The results were staggering. The Yahoo Real Beauty contest became India’s biggest blogger contest till date, with about 360 entries. The quality of content was top-notch – we had poets, authors, bloggers, journalists, writers and just about everybody entering. Even a great-grandmother! I cannot share the numbers for reasons of confidentiality, but the reach and influence figures are absolutely unbelievable. 
Here’s what I feel set us apart from the crowd.
  1. We didn’t just look at taking the traffic and content that the bloggers gave us. We offered to give the bloggers the exposure, credibility and traffic that only India’s leading online content destination can provide.
  2. We promised to read all 360 posts to determine winners. Not just the ones that had the most Likes. Content, not canvassing, was the determining factor.
  3. And, of course, the prize money was a huge draw.
There isn’t a formula for influencer marketing through bloggers. Neither are these examples going to change the world. But if you’re taking your first steps in the field of influencer marketing, then you might want to read this post all over again.
campaigns, creative, digital, how to

How To Use Surrogate Advertising As A Template For Digital Creativity

He’d wondered why, after several drinks,
he could still pronounce
“she sells sea shells…” correctly.

Apart from the fact that alcohol lubricates brain cells and leads to better ideas, there’s something else we digital worker bees can learn from booze manufacturers’ surrogate advertising campaigns.

If you think hard enough about it, surrogate advertising is the tried and tested foundation of digital engagement strategy.

Let’s break down what we do when briefed on a digital engagement campaign. (When I say ‘engagement’ I don’t mean product-led banner campaigns; though this Pringles banner will beg to differ.)

Typically, we will come up with one or more of the following: a microsite, a Facebook app, a Yahoo! content property, a theme for a YouTube channel, a mobile app, etc. In some way or another, these properties will revolve around the brand positioning and eventually link you to the product website. 

Then – and this is where you must pay attention, children – we encourage the client to spend media money driving traffic to the property you’ve built, rather than to the product website directly.

Isn’t that exactly how surrogate advertising works? Launch Kingfisher packaged water to eventually drive you to buy more Kingfisher beer through brand recall and imagery?

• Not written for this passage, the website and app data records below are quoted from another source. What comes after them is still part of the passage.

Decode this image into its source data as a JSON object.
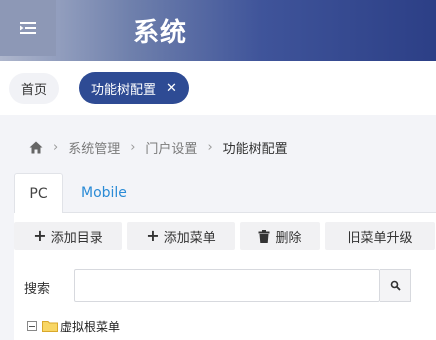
{
  "header": {
    "title": "系统",
    "menu_icon": "menu-collapse-icon"
  },
  "tabs_bar": {
    "home_label": "首页",
    "active_label": "功能树配置",
    "close_glyph": "✕"
  },
  "breadcrumb": {
    "home_icon": "home-icon",
    "items": [
      "系统管理",
      "门户设置",
      "功能树配置"
    ],
    "separator": "›"
  },
  "page_tabs": [
    {
      "label": "PC",
      "active": true
    },
    {
      "label": "Mobile",
      "active": false
    }
  ],
  "toolbar": {
    "add_dir_label": "添加目录",
    "add_menu_label": "添加菜单",
    "delete_label": "删除",
    "upgrade_label": "旧菜单升级"
  },
  "search": {
    "label": "搜索",
    "value": "",
    "placeholder": ""
  },
  "tree": {
    "root_label": "虚拟根菜单",
    "expanded": true
  },
  "colors": {
    "header_dark": "#2c3f86",
    "active_tab": "#2e4b94",
    "link": "#2a8bd6"
  }
}
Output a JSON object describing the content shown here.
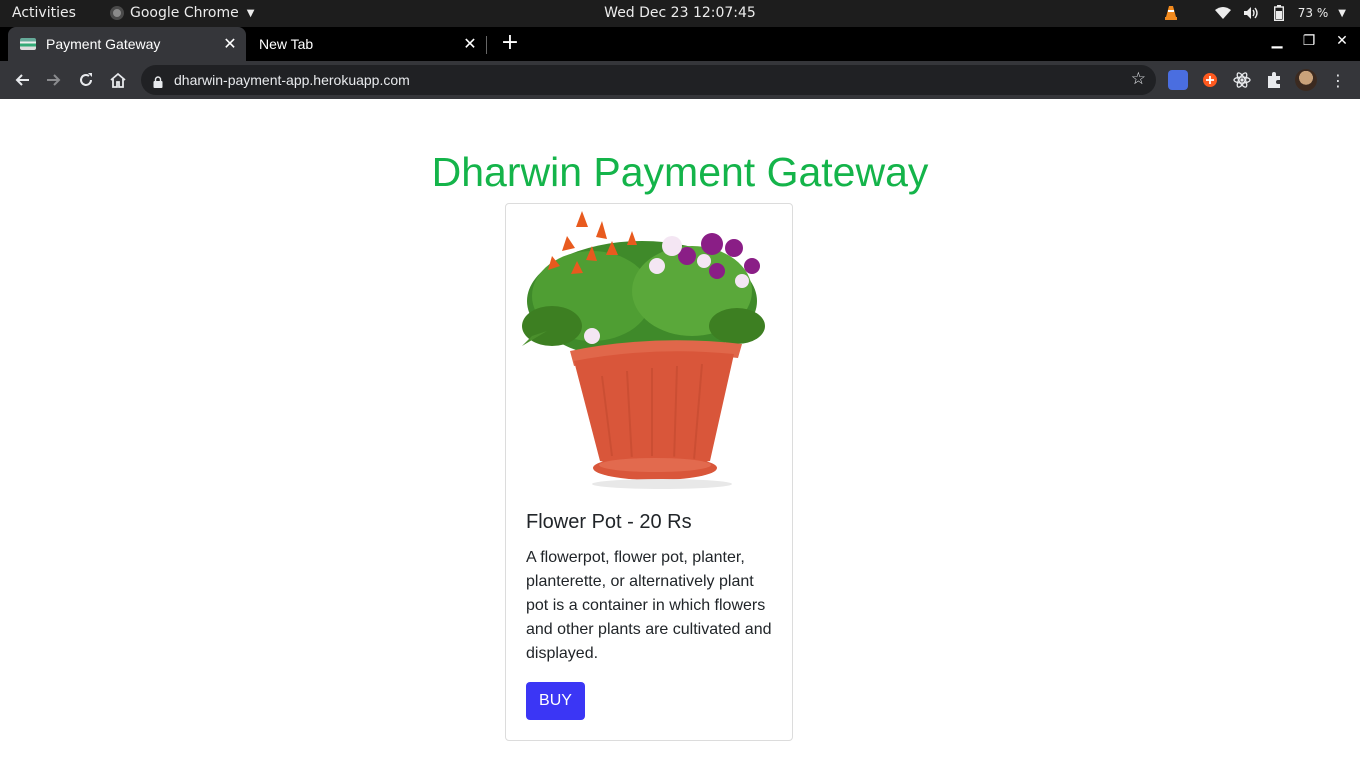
{
  "system_bar": {
    "activities": "Activities",
    "app_name": "Google Chrome",
    "datetime": "Wed Dec 23  12:07:45",
    "battery": "73 %"
  },
  "browser": {
    "tabs": [
      {
        "label": "Payment Gateway",
        "active": true
      },
      {
        "label": "New Tab",
        "active": false
      }
    ],
    "url": "dharwin-payment-app.herokuapp.com"
  },
  "page": {
    "heading": "Dharwin Payment Gateway",
    "heading_color": "#14b44a",
    "product": {
      "title": "Flower Pot - 20 Rs",
      "description": "A flowerpot, flower pot, planter, planterette, or alternatively plant pot is a container in which flowers and other plants are cultivated and displayed.",
      "buy_label": "BUY",
      "buy_color": "#3b36f5"
    }
  },
  "icons": [
    "chrome-icon",
    "back-icon",
    "forward-icon",
    "reload-icon",
    "home-icon",
    "lock-icon",
    "star-icon",
    "translate-icon",
    "extension-icon",
    "react-icon",
    "puzzle-icon",
    "avatar",
    "menu-icon",
    "wifi-icon",
    "volume-icon",
    "battery-icon",
    "vlc-icon"
  ]
}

This isn’t a theory – this is how several cutting-edge campaigns have worked.

Take a look at Tourism Queensland’s Best Job In The World campaign. Instead of directly writing banner ads telling people about the various fish you could find in the seas off Queensland, they ran a surrogate campaign to build imagery and recall for Queensland.

Look at what we at Yahoo! are running for Dove. We’ve built a co-branded content property that brings conversations around Real Beauty online. Real Beauty, of course, is the philosophy of Dove worldwide. You will find very few mentions of Dove on this site – but you can’t miss the brand either.

Ben & Jerry’s used the theme of Fair Trade to create surrogate branding with They created a microsite, mobile site and Twitter plugin to promote their support of the Fair Trade movement, in turn building salience for their ice-cream.

Heineken’s Star Player is an excellent example of a brand giving users a fantastic experience. What the app has to do with beer, I have no clue. Once again, great surrogate work.

Approaching digital creativity this way might be a simple way to break down what people think is a very complicated field.

Of course, your job’s not done until you have a killer idea in your head…